As Wall Streeters go, John Thain had done a pretty impressive job of maintaining his reputation amid the financial carnage of the past couple years. But I’m starting to wonder if any of the Wall Street establishment is going to come out of this mess looking even remotely respectable.
Thain had risen through the ranks at Goldman Sachs. When it became clear that he wasn’t going to rise to the very top of those ranks, he took over as CEO of the New York Stock Exchange and orchestrated a surprisingly peaceful transition into the modern electronic era. Then he went to Merrill Lynch to clean up the mess that Stan O’Neal had made, sold out just in time to Bank of America, and seemed to win the confidence of B of A CEO Ken Lewis.
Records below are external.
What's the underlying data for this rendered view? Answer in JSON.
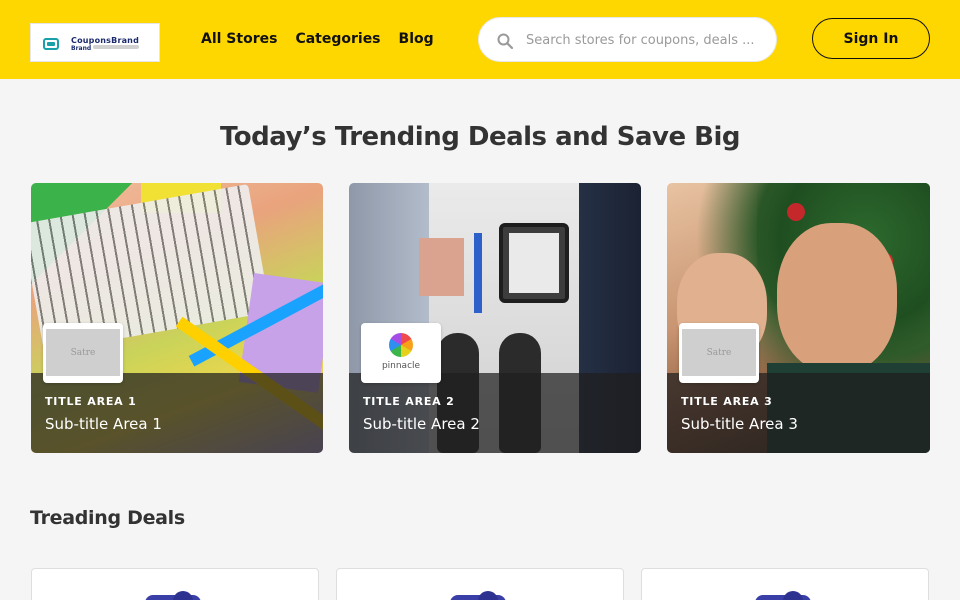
{
  "header": {
    "logo": {
      "line1": "CouponsBrand",
      "line2": "Brand"
    },
    "nav": [
      {
        "label": "All Stores"
      },
      {
        "label": "Categories"
      },
      {
        "label": "Blog"
      }
    ],
    "search": {
      "placeholder": "Search stores for coupons, deals ...",
      "value": ""
    },
    "signin_label": "Sign In",
    "background_color": "#ffd700"
  },
  "main": {
    "title": "Today’s Trending Deals and Save Big",
    "promo_cards": [
      {
        "title": "TITLE AREA 1",
        "subtitle": "Sub-title Area 1",
        "brand_label": "Satre"
      },
      {
        "title": "TITLE AREA 2",
        "subtitle": "Sub-title Area 2",
        "brand_label": "pinnacle"
      },
      {
        "title": "TITLE AREA 3",
        "subtitle": "Sub-title Area 3",
        "brand_label": "Satre"
      }
    ],
    "section_title": "Treading Deals"
  }
}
Scratch that last part. Today—with the play-by-play reported by Charlie Gasparino on CNBC—Lewis hauled Thain into his office and fired him. The biggest issue was clearly Merrill’s $15 billion in fourth quarter losses and, according to the WSJ, Lewis’s aggravation that he didn’t hear about them from straight from Thain. But there was some other stuff too:
The Bank of America CEO also concluded Mr. Thain has exercised “poor judgment” on a number of fronts. He left for a vacation in Vail, Colo., after the losses came to light, bonus payments at Merrill were accelerated so they could be collected before the end of the year and Mr. Thain had planned to fly this week to Davos, Switzerland, even though Bank of America had signaled that such a trip was not a good idea …
Plus this from Gasparino:
Thain spent $1.22 million of company money to refurbish his office at Merrill Lynch headquarters in lower Manhattan. The biggest piece of the spending spree: $800,000 to hire famed celebrity designer Michael Smith, who is currently redesigning the White House for the Obama family for just $100,000.
My impression is that this is all basically stuff that top Wall Street executives do. Or at least have done. I really think most of them—even the pretty smart ones like Thain—still don’t get how much smaller and poorer and less popular their industry is likely to be in the coming years.